_YOUR GOAL:_ Please write out the records exactly.

[[ INFORMATION SUPPLIED, beginning ]]

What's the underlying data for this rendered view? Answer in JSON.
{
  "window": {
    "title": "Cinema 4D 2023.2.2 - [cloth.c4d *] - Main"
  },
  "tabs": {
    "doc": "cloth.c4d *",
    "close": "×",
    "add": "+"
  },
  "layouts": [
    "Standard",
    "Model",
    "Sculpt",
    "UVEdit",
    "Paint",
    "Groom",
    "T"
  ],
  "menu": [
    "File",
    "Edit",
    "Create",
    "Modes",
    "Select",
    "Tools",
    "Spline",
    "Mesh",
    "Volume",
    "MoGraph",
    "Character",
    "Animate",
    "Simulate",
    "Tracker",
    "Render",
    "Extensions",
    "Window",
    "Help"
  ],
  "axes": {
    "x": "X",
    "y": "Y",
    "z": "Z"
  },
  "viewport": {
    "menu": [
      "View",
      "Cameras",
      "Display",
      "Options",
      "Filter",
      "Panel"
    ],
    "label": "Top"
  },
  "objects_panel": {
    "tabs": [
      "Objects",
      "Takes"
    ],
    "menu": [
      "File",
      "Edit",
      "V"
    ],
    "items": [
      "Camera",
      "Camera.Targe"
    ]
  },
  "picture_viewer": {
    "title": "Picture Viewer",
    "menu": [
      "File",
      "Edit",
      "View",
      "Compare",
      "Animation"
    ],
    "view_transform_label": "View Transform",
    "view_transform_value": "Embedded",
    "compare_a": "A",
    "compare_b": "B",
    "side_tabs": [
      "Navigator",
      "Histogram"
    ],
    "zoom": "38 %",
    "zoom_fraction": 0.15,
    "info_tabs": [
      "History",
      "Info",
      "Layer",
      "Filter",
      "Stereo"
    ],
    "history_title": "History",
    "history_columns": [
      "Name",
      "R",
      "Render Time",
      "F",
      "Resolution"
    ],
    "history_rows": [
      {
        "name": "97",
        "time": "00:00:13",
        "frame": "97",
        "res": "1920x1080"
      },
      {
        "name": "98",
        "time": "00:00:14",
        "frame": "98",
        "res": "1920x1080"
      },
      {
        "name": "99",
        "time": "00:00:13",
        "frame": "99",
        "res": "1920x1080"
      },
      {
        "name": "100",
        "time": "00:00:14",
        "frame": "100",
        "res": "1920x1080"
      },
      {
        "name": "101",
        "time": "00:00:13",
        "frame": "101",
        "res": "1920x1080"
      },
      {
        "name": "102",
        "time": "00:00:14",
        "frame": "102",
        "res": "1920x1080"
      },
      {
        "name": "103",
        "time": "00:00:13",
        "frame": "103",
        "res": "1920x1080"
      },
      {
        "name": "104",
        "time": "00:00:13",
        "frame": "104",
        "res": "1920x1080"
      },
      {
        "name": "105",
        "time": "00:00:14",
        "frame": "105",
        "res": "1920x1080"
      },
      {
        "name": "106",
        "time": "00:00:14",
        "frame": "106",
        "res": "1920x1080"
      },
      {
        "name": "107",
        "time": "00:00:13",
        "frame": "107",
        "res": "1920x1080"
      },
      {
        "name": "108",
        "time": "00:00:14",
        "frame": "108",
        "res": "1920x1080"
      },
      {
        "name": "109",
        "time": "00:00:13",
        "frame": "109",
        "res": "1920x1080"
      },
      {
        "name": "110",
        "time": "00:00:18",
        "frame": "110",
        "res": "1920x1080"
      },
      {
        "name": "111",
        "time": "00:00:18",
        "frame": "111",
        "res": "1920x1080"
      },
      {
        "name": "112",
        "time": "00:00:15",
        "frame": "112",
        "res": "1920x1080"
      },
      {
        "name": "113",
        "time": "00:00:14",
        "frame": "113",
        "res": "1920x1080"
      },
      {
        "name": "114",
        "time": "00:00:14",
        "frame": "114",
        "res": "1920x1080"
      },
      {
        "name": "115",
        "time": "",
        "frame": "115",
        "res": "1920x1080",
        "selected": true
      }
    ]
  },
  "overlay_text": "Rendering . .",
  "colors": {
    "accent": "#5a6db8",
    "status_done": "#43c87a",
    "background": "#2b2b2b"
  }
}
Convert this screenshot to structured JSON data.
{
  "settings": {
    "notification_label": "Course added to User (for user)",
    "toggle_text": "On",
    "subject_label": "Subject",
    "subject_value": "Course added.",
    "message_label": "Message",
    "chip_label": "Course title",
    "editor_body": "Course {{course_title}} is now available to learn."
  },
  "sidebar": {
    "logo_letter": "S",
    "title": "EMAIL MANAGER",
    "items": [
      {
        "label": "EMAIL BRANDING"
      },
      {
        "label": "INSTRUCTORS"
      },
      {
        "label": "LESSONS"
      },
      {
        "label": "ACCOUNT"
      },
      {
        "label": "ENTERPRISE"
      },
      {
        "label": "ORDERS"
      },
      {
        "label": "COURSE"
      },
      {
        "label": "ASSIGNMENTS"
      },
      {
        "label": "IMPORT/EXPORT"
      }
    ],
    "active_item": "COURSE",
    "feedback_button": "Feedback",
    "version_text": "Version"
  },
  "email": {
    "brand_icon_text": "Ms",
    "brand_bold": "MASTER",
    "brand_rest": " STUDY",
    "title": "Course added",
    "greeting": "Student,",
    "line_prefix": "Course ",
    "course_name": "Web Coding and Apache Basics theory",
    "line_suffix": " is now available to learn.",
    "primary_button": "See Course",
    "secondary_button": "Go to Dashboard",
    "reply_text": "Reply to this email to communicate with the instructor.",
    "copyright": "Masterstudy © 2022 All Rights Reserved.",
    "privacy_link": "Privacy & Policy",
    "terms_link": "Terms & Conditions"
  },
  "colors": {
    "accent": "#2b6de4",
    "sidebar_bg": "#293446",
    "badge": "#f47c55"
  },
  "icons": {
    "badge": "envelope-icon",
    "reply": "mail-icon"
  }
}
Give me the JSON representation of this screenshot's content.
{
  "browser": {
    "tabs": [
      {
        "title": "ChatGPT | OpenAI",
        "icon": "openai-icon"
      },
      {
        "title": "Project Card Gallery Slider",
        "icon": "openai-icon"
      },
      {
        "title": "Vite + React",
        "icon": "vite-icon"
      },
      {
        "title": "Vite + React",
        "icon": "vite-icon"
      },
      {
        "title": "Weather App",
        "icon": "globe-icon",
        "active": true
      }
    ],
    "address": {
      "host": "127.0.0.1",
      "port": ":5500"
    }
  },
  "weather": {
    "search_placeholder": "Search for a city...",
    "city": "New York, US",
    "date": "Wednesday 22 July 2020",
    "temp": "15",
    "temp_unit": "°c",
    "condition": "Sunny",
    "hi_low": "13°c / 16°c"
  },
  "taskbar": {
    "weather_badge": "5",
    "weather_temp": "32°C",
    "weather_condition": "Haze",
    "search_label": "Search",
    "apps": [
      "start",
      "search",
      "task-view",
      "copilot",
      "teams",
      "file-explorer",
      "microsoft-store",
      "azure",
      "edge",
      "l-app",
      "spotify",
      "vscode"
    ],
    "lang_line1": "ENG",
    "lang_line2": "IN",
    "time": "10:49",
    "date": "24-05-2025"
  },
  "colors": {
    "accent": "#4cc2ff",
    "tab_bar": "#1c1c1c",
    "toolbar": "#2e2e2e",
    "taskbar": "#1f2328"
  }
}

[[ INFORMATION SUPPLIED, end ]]

_EXPECTED ANSWER:_
What's the underlying data for this rendered view? Answer in JSON.
{
  "window": {
    "title": "Cinema 4D 2023.2.2 - [cloth.c4d *] - Main"
  },
  "tabs": {
    "doc": "cloth.c4d *",
    "close": "×",
    "add": "+"
  },
  "layouts": [
    "Standard",
    "Model",
    "Sculpt",
    "UVEdit",
    "Paint",
    "Groom",
    "T"
  ],
  "menu": [
    "File",
    "Edit",
    "Create",
    "Modes",
    "Select",
    "Tools",
    "Spline",
    "Mesh",
    "Volume",
    "MoGraph",
    "Character",
    "Animate",
    "Simulate",
    "Tracker",
    "Render",
    "Extensions",
    "Window",
    "Help"
  ],
  "axes": {
    "x": "X",
    "y": "Y",
    "z": "Z"
  },
  "viewport": {
    "menu": [
      "View",
      "Cameras",
      "Display",
      "Options",
      "Filter",
      "Panel"
    ],
    "label": "Top"
  },
  "objects_panel": {
    "tabs": [
      "Objects",
      "Takes"
    ],
    "menu": [
      "File",
      "Edit",
      "V"
    ],
    "items": [
      "Camera",
      "Camera.Targe"
    ]
  },
  "picture_viewer": {
    "title": "Picture Viewer",
    "menu": [
      "File",
      "Edit",
      "View",
      "Compare",
      "Animation"
    ],
    "view_transform_label": "View Transform",
    "view_transform_value": "Embedded",
    "compare_a": "A",
    "compare_b": "B",
    "side_tabs": [
      "Navigator",
      "Histogram"
    ],
    "zoom": "38 %",
    "zoom_fraction": 0.15,
    "info_tabs": [
      "History",
      "Info",
      "Layer",
      "Filter",
      "Stereo"
    ],
    "history_title": "History",
    "history_columns": [
      "Name",
      "R",
      "Render Time",
      "F",
      "Resolution"
    ],
    "history_rows": [
      {
        "name": "97",
        "time": "00:00:13",
        "frame": "97",
        "res": "1920x1080"
      },
      {
        "name": "98",
        "time": "00:00:14",
        "frame": "98",
        "res": "1920x1080"
      },
      {
        "name": "99",
        "time": "00:00:13",
        "frame": "99",
        "res": "1920x1080"
      },
      {
        "name": "100",
        "time": "00:00:14",
        "frame": "100",
        "res": "1920x1080"
      },
      {
        "name": "101",
        "time": "00:00:13",
        "frame": "101",
        "res": "1920x1080"
      },
      {
        "name": "102",
        "time": "00:00:14",
        "frame": "102",
        "res": "1920x1080"
      },
      {
        "name": "103",
        "time": "00:00:13",
        "frame": "103",
        "res": "1920x1080"
      },
      {
        "name": "104",
        "time": "00:00:13",
        "frame": "104",
        "res": "1920x1080"
      },
      {
        "name": "105",
        "time": "00:00:14",
        "frame": "105",
        "res": "1920x1080"
      },
      {
        "name": "106",
        "time": "00:00:14",
        "frame": "106",
        "res": "1920x1080"
      },
      {
        "name": "107",
        "time": "00:00:13",
        "frame": "107",
        "res": "1920x1080"
      },
      {
        "name": "108",
        "time": "00:00:14",
        "frame": "108",
        "res": "1920x1080"
      },
      {
        "name": "109",
        "time": "00:00:13",
        "frame": "109",
        "res": "1920x1080"
      },
      {
        "name": "110",
        "time": "00:00:18",
        "frame": "110",
        "res": "1920x1080"
      },
      {
        "name": "111",
        "time": "00:00:18",
        "frame": "111",
        "res": "1920x1080"
      },
      {
        "name": "112",
        "time": "00:00:15",
        "frame": "112",
        "res": "1920x1080"
      },
      {
        "name": "113",
        "time": "00:00:14",
        "frame": "113",
        "res": "1920x1080"
      },
      {
        "name": "114",
        "time": "00:00:14",
        "frame": "114",
        "res": "1920x1080"
      },
      {
        "name": "115",
        "time": "",
        "frame": "115",
        "res": "1920x1080",
        "selected": true
      }
    ]
  },
  "overlay_text": "Rendering . .",
  "colors": {
    "accent": "#5a6db8",
    "status_done": "#43c87a",
    "background": "#2b2b2b"
  }
}
Convert this screenshot to structured JSON data.
{
  "settings": {
    "notification_label": "Course added to User (for user)",
    "toggle_text": "On",
    "subject_label": "Subject",
    "subject_value": "Course added.",
    "message_label": "Message",
    "chip_label": "Course title",
    "editor_body": "Course {{course_title}} is now available to learn."
  },
  "sidebar": {
    "logo_letter": "S",
    "title": "EMAIL MANAGER",
    "items": [
      {
        "label": "EMAIL BRANDING"
      },
      {
        "label": "INSTRUCTORS"
      },
      {
        "label": "LESSONS"
      },
      {
        "label": "ACCOUNT"
      },
      {
        "label": "ENTERPRISE"
      },
      {
        "label": "ORDERS"
      },
      {
        "label": "COURSE"
      },
      {
        "label": "ASSIGNMENTS"
      },
      {
        "label": "IMPORT/EXPORT"
      }
    ],
    "active_item": "COURSE",
    "feedback_button": "Feedback",
    "version_text": "Version"
  },
  "email": {
    "brand_icon_text": "Ms",
    "brand_bold": "MASTER",
    "brand_rest": " STUDY",
    "title": "Course added",
    "greeting": "Student,",
    "line_prefix": "Course ",
    "course_name": "Web Coding and Apache Basics theory",
    "line_suffix": " is now available to learn.",
    "primary_button": "See Course",
    "secondary_button": "Go to Dashboard",
    "reply_text": "Reply to this email to communicate with the instructor.",
    "copyright": "Masterstudy © 2022 All Rights Reserved.",
    "privacy_link": "Privacy & Policy",
    "terms_link": "Terms & Conditions"
  },
  "colors": {
    "accent": "#2b6de4",
    "sidebar_bg": "#293446",
    "badge": "#f47c55"
  },
  "icons": {
    "badge": "envelope-icon",
    "reply": "mail-icon"
  }
}
Give me the JSON representation of this screenshot's content.
{
  "browser": {
    "tabs": [
      {
        "title": "ChatGPT | OpenAI",
        "icon": "openai-icon"
      },
      {
        "title": "Project Card Gallery Slider",
        "icon": "openai-icon"
      },
      {
        "title": "Vite + React",
        "icon": "vite-icon"
      },
      {
        "title": "Vite + React",
        "icon": "vite-icon"
      },
      {
        "title": "Weather App",
        "icon": "globe-icon",
        "active": true
      }
    ],
    "address": {
      "host": "127.0.0.1",
      "port": ":5500"
    }
  },
  "weather": {
    "search_placeholder": "Search for a city...",
    "city": "New York, US",
    "date": "Wednesday 22 July 2020",
    "temp": "15",
    "temp_unit": "°c",
    "condition": "Sunny",
    "hi_low": "13°c / 16°c"
  },
  "taskbar": {
    "weather_badge": "5",
    "weather_temp": "32°C",
    "weather_condition": "Haze",
    "search_label": "Search",
    "apps": [
      "start",
      "search",
      "task-view",
      "copilot",
      "teams",
      "file-explorer",
      "microsoft-store",
      "azure",
      "edge",
      "l-app",
      "spotify",
      "vscode"
    ],
    "lang_line1": "ENG",
    "lang_line2": "IN",
    "time": "10:49",
    "date": "24-05-2025"
  },
  "colors": {
    "accent": "#4cc2ff",
    "tab_bar": "#1c1c1c",
    "toolbar": "#2e2e2e",
    "taskbar": "#1f2328"
  }
}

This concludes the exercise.